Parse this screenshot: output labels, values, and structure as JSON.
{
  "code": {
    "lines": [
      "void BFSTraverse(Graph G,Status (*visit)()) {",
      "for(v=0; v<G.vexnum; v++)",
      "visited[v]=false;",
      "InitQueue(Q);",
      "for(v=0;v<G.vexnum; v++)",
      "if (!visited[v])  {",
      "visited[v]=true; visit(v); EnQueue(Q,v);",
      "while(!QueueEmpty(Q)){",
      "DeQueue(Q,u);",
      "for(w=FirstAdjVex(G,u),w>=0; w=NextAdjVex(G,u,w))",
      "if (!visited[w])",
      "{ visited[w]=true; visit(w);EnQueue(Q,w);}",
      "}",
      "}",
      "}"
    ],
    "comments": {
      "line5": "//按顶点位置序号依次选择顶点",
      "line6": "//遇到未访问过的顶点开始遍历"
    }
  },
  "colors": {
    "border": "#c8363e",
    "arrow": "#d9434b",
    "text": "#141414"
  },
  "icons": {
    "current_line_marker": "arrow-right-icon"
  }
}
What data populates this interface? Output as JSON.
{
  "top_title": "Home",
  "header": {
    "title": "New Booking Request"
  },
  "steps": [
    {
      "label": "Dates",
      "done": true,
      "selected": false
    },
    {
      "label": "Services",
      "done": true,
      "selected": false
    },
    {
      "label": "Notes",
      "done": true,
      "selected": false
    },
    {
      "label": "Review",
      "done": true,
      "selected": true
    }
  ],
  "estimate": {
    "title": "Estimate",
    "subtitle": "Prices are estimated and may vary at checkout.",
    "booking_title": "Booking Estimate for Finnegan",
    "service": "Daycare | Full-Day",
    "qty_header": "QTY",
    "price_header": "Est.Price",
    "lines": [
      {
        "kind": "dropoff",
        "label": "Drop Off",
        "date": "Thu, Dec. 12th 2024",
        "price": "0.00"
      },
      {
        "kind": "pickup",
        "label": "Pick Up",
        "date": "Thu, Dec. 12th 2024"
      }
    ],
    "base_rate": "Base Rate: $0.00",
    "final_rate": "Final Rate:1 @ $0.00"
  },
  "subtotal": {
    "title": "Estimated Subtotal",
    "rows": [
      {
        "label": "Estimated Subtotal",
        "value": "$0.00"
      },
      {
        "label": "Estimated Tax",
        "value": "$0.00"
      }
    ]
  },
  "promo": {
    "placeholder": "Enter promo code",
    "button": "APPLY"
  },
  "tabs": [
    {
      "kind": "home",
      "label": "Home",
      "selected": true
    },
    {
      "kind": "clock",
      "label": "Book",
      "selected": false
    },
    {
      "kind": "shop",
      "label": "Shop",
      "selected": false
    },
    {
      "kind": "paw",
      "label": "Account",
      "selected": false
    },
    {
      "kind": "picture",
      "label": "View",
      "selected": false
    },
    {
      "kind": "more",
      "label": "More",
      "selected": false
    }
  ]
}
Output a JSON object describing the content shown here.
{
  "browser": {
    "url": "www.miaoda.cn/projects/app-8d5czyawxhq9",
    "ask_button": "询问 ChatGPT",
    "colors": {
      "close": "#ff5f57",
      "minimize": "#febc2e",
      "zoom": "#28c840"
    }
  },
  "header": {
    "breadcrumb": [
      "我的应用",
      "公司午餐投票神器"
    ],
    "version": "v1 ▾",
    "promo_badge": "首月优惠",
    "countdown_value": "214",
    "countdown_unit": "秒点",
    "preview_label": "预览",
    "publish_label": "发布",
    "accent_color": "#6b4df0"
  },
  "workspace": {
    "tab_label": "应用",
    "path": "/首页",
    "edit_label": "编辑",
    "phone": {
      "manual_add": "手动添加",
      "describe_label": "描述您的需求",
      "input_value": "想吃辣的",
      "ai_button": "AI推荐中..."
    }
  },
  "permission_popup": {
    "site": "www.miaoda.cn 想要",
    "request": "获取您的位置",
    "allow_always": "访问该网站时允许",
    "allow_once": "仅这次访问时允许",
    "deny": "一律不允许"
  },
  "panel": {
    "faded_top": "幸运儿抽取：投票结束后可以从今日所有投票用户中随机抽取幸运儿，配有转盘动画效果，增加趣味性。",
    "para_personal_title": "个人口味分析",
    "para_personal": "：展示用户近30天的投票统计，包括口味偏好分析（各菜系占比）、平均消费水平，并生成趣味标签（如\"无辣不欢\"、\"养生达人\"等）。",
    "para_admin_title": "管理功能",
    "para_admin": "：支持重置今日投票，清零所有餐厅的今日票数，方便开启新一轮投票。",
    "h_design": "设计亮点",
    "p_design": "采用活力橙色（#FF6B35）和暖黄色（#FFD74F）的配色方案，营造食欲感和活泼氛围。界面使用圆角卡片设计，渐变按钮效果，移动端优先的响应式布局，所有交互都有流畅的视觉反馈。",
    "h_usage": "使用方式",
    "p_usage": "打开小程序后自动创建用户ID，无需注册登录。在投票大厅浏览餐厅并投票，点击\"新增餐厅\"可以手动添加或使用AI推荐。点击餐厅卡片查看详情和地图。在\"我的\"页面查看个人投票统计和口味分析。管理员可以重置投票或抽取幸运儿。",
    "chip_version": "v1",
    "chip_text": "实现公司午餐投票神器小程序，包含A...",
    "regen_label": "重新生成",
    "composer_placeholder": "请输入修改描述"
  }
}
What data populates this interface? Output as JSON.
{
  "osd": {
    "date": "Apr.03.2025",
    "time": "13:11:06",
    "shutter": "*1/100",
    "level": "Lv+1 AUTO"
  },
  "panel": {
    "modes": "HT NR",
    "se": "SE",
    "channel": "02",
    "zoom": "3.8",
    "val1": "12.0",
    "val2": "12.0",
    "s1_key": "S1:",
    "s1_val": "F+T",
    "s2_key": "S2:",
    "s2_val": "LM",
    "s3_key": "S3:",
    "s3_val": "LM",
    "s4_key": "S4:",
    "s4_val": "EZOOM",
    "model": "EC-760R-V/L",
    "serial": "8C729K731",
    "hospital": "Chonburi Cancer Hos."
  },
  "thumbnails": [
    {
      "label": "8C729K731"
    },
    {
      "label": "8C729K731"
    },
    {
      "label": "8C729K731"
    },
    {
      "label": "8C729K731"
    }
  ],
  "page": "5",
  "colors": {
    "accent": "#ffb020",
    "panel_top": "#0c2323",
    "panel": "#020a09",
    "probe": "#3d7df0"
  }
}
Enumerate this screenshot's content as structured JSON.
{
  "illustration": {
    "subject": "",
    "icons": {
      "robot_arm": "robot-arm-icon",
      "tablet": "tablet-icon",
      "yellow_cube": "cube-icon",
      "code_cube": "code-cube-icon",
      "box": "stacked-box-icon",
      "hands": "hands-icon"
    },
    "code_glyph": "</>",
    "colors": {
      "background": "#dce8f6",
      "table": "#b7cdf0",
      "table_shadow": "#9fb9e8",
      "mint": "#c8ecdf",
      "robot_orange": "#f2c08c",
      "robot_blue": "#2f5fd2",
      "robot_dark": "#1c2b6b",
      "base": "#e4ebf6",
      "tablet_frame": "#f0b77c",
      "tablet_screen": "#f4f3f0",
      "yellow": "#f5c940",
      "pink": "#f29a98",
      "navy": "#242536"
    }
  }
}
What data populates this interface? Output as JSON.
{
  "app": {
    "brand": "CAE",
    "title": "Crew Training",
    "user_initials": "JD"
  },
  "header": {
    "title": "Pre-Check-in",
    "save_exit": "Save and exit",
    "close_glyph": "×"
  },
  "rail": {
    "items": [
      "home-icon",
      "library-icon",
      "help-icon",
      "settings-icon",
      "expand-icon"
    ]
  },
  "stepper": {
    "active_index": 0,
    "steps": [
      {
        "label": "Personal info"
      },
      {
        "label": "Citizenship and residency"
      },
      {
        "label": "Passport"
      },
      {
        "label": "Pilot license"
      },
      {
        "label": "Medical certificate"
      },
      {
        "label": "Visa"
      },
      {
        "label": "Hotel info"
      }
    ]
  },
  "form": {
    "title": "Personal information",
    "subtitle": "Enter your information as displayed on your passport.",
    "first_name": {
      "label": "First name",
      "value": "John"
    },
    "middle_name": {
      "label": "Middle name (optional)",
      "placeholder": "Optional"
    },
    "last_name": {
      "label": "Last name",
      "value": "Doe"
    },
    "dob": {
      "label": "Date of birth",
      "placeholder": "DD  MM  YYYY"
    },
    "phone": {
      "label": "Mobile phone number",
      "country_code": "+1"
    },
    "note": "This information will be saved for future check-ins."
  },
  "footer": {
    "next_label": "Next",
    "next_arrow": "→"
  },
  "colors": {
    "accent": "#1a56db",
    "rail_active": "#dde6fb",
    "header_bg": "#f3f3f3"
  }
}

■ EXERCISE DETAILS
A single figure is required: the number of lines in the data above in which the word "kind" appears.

■ RESULT BELOW
8